[Page and application data records]
# # # # # # #

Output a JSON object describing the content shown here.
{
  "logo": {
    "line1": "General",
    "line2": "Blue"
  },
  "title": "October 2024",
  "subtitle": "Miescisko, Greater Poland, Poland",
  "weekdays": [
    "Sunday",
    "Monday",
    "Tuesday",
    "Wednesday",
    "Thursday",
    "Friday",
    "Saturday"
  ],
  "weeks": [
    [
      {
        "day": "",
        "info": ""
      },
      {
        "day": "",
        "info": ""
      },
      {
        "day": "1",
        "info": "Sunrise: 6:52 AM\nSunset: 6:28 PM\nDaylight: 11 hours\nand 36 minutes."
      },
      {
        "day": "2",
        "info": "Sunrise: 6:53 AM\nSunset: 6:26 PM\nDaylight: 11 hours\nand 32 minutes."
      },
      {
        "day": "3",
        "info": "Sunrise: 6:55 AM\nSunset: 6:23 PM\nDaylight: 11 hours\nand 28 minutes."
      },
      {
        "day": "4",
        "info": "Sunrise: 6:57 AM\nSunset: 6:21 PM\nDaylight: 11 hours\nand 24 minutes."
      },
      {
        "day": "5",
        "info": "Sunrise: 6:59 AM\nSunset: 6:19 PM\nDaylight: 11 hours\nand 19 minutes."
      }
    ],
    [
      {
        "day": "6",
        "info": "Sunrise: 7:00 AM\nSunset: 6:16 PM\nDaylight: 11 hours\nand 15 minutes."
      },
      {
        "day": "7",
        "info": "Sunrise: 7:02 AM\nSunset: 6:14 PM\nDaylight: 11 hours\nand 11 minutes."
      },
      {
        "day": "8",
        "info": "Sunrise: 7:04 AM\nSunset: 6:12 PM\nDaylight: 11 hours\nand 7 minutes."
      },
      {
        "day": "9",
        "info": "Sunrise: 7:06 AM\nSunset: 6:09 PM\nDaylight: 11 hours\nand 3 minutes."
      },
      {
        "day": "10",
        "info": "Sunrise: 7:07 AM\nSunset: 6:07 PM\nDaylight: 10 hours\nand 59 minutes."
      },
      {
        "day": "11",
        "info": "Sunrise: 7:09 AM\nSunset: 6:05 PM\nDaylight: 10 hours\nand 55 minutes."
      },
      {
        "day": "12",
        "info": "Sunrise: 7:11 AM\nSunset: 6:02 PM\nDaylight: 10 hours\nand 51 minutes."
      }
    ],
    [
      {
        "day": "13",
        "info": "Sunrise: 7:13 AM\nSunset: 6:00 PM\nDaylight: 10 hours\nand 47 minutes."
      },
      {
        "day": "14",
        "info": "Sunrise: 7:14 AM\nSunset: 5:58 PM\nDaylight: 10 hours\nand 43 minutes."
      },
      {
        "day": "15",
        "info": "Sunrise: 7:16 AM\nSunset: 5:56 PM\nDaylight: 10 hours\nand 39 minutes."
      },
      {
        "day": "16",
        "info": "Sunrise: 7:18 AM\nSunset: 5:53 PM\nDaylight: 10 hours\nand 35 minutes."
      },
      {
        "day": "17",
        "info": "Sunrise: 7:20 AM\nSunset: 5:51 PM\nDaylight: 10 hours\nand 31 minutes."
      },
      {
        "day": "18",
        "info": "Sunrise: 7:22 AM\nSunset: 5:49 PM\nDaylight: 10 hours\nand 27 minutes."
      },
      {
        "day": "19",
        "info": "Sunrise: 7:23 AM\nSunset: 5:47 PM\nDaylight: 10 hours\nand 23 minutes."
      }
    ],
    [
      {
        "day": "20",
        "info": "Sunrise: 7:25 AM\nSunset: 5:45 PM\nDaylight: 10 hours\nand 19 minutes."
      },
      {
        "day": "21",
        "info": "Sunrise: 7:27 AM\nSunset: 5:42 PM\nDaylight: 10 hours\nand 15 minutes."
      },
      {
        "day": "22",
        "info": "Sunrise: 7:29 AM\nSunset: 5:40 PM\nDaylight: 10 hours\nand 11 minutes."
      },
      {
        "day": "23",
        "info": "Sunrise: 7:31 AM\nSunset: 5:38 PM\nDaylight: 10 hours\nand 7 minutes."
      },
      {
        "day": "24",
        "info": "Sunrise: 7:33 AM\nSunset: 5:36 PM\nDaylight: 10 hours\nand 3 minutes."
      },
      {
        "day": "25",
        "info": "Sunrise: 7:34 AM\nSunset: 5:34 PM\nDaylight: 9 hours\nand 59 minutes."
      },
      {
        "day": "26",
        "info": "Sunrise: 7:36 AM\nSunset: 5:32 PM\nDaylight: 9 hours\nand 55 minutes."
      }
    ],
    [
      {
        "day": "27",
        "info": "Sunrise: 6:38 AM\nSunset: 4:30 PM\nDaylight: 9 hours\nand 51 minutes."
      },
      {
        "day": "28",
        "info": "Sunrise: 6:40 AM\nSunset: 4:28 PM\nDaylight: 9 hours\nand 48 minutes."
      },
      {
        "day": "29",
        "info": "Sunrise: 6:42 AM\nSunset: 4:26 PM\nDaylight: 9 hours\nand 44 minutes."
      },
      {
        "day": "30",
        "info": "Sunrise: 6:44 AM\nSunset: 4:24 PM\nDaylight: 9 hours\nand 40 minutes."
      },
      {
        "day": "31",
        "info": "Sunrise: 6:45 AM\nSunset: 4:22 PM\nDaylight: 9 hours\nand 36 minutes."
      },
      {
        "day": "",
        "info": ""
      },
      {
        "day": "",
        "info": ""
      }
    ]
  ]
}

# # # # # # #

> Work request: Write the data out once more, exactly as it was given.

> Exercise result:
Output a JSON object describing the content shown here.
{
  "logo": {
    "line1": "General",
    "line2": "Blue"
  },
  "title": "October 2024",
  "subtitle": "Miescisko, Greater Poland, Poland",
  "weekdays": [
    "Sunday",
    "Monday",
    "Tuesday",
    "Wednesday",
    "Thursday",
    "Friday",
    "Saturday"
  ],
  "weeks": [
    [
      {
        "day": "",
        "info": ""
      },
      {
        "day": "",
        "info": ""
      },
      {
        "day": "1",
        "info": "Sunrise: 6:52 AM\nSunset: 6:28 PM\nDaylight: 11 hours\nand 36 minutes."
      },
      {
        "day": "2",
        "info": "Sunrise: 6:53 AM\nSunset: 6:26 PM\nDaylight: 11 hours\nand 32 minutes."
      },
      {
        "day": "3",
        "info": "Sunrise: 6:55 AM\nSunset: 6:23 PM\nDaylight: 11 hours\nand 28 minutes."
      },
      {
        "day": "4",
        "info": "Sunrise: 6:57 AM\nSunset: 6:21 PM\nDaylight: 11 hours\nand 24 minutes."
      },
      {
        "day": "5",
        "info": "Sunrise: 6:59 AM\nSunset: 6:19 PM\nDaylight: 11 hours\nand 19 minutes."
      }
    ],
    [
      {
        "day": "6",
        "info": "Sunrise: 7:00 AM\nSunset: 6:16 PM\nDaylight: 11 hours\nand 15 minutes."
      },
      {
        "day": "7",
        "info": "Sunrise: 7:02 AM\nSunset: 6:14 PM\nDaylight: 11 hours\nand 11 minutes."
      },
      {
        "day": "8",
        "info": "Sunrise: 7:04 AM\nSunset: 6:12 PM\nDaylight: 11 hours\nand 7 minutes."
      },
      {
        "day": "9",
        "info": "Sunrise: 7:06 AM\nSunset: 6:09 PM\nDaylight: 11 hours\nand 3 minutes."
      },
      {
        "day": "10",
        "info": "Sunrise: 7:07 AM\nSunset: 6:07 PM\nDaylight: 10 hours\nand 59 minutes."
      },
      {
        "day": "11",
        "info": "Sunrise: 7:09 AM\nSunset: 6:05 PM\nDaylight: 10 hours\nand 55 minutes."
      },
      {
        "day": "12",
        "info": "Sunrise: 7:11 AM\nSunset: 6:02 PM\nDaylight: 10 hours\nand 51 minutes."
      }
    ],
    [
      {
        "day": "13",
        "info": "Sunrise: 7:13 AM\nSunset: 6:00 PM\nDaylight: 10 hours\nand 47 minutes."
      },
      {
        "day": "14",
        "info": "Sunrise: 7:14 AM\nSunset: 5:58 PM\nDaylight: 10 hours\nand 43 minutes."
      },
      {
        "day": "15",
        "info": "Sunrise: 7:16 AM\nSunset: 5:56 PM\nDaylight: 10 hours\nand 39 minutes."
      },
      {
        "day": "16",
        "info": "Sunrise: 7:18 AM\nSunset: 5:53 PM\nDaylight: 10 hours\nand 35 minutes."
      },
      {
        "day": "17",
        "info": "Sunrise: 7:20 AM\nSunset: 5:51 PM\nDaylight: 10 hours\nand 31 minutes."
      },
      {
        "day": "18",
        "info": "Sunrise: 7:22 AM\nSunset: 5:49 PM\nDaylight: 10 hours\nand 27 minutes."
      },
      {
        "day": "19",
        "info": "Sunrise: 7:23 AM\nSunset: 5:47 PM\nDaylight: 10 hours\nand 23 minutes."
      }
    ],
    [
      {
        "day": "20",
        "info": "Sunrise: 7:25 AM\nSunset: 5:45 PM\nDaylight: 10 hours\nand 19 minutes."
      },
      {
        "day": "21",
        "info": "Sunrise: 7:27 AM\nSunset: 5:42 PM\nDaylight: 10 hours\nand 15 minutes."
      },
      {
        "day": "22",
        "info": "Sunrise: 7:29 AM\nSunset: 5:40 PM\nDaylight: 10 hours\nand 11 minutes."
      },
      {
        "day": "23",
        "info": "Sunrise: 7:31 AM\nSunset: 5:38 PM\nDaylight: 10 hours\nand 7 minutes."
      },
      {
        "day": "24",
        "info": "Sunrise: 7:33 AM\nSunset: 5:36 PM\nDaylight: 10 hours\nand 3 minutes."
      },
      {
        "day": "25",
        "info": "Sunrise: 7:34 AM\nSunset: 5:34 PM\nDaylight: 9 hours\nand 59 minutes."
      },
      {
        "day": "26",
        "info": "Sunrise: 7:36 AM\nSunset: 5:32 PM\nDaylight: 9 hours\nand 55 minutes."
      }
    ],
    [
      {
        "day": "27",
        "info": "Sunrise: 6:38 AM\nSunset: 4:30 PM\nDaylight: 9 hours\nand 51 minutes."
      },
      {
        "day": "28",
        "info": "Sunrise: 6:40 AM\nSunset: 4:28 PM\nDaylight: 9 hours\nand 48 minutes."
      },
      {
        "day": "29",
        "info": "Sunrise: 6:42 AM\nSunset: 4:26 PM\nDaylight: 9 hours\nand 44 minutes."
      },
      {
        "day": "30",
        "info": "Sunrise: 6:44 AM\nSunset: 4:24 PM\nDaylight: 9 hours\nand 40 minutes."
      },
      {
        "day": "31",
        "info": "Sunrise: 6:45 AM\nSunset: 4:22 PM\nDaylight: 9 hours\nand 36 minutes."
      },
      {
        "day": "",
        "info": ""
      },
      {
        "day": "",
        "info": ""
      }
    ]
  ]
}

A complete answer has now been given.